- _Exercise data_
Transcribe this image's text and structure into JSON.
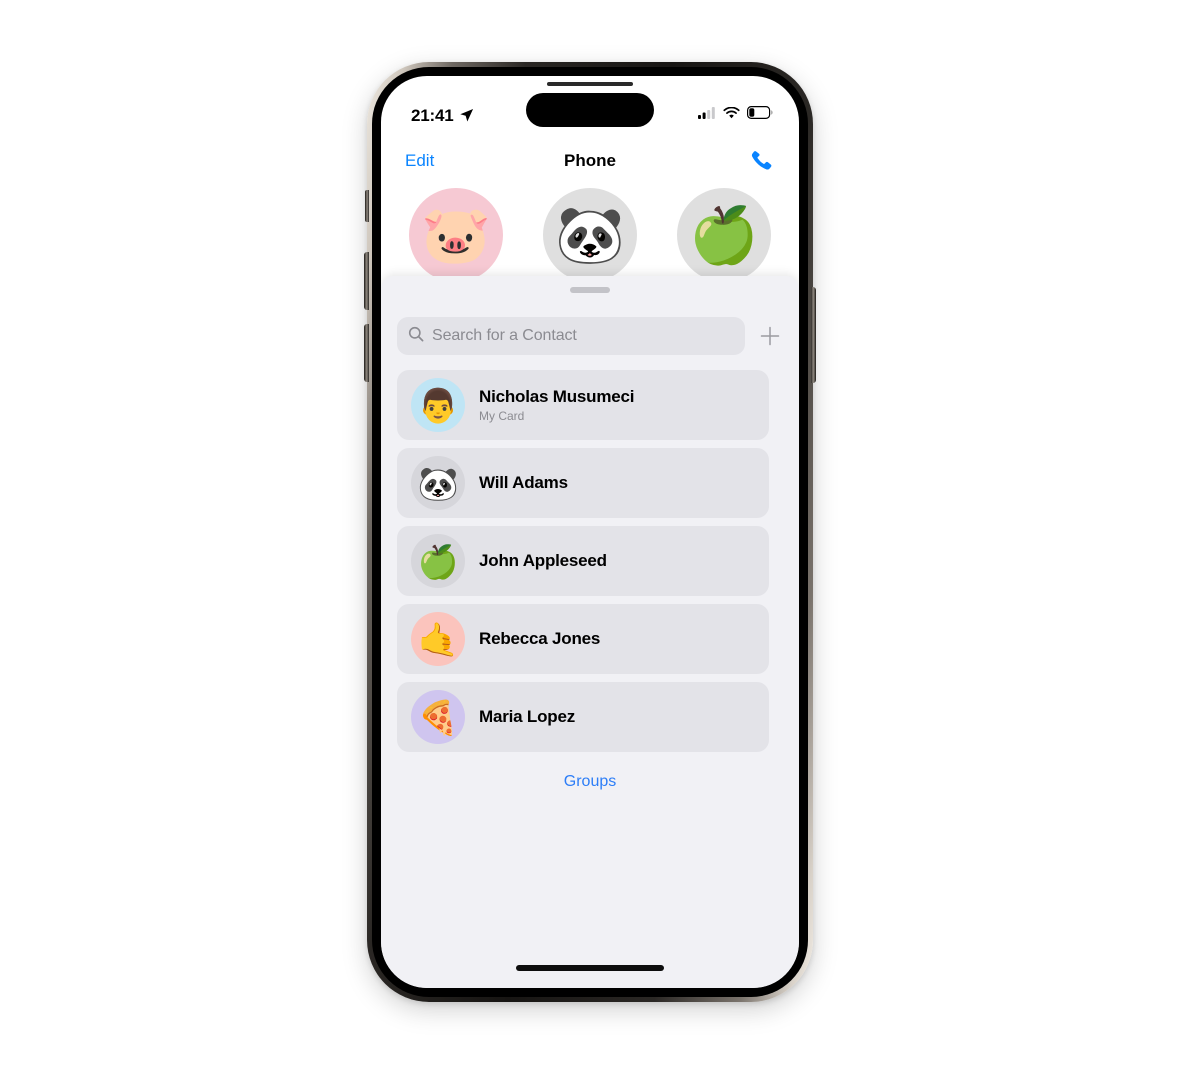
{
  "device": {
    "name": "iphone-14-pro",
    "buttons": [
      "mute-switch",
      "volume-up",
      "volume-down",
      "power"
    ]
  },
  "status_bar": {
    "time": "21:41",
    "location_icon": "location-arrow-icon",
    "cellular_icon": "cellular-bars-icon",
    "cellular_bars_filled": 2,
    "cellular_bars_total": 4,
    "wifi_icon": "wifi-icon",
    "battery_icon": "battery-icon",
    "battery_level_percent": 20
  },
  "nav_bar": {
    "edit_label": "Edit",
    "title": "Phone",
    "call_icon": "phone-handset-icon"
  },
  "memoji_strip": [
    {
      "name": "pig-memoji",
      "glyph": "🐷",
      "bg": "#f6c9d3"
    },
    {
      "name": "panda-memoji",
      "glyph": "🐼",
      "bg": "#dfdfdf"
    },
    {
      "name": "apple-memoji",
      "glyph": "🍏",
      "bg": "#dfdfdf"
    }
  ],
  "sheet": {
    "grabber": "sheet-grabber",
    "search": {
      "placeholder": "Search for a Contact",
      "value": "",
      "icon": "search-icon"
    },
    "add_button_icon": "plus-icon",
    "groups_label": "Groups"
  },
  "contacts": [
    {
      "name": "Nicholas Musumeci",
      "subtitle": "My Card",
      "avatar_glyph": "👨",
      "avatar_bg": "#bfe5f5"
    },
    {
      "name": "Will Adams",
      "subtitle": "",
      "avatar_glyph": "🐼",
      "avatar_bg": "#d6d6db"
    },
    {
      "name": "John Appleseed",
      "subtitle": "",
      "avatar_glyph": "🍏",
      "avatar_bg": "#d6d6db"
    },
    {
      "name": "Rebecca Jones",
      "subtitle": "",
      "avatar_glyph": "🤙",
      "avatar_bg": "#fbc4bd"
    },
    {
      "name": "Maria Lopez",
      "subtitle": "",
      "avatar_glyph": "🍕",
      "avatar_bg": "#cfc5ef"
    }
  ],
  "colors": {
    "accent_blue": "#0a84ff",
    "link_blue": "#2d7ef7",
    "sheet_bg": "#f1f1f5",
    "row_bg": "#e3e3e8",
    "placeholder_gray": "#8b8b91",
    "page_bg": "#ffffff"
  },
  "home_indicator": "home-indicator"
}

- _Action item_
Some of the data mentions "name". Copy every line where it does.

- _Expected output_
    "name": "iphone-14-pro",
      "name": "pig-memoji",
      "name": "panda-memoji",
      "name": "apple-memoji",
      "name": "Nicholas Musumeci",
      "name": "Will Adams",
      "name": "John Appleseed",
      "name": "Rebecca Jones",
      "name": "Maria Lopez",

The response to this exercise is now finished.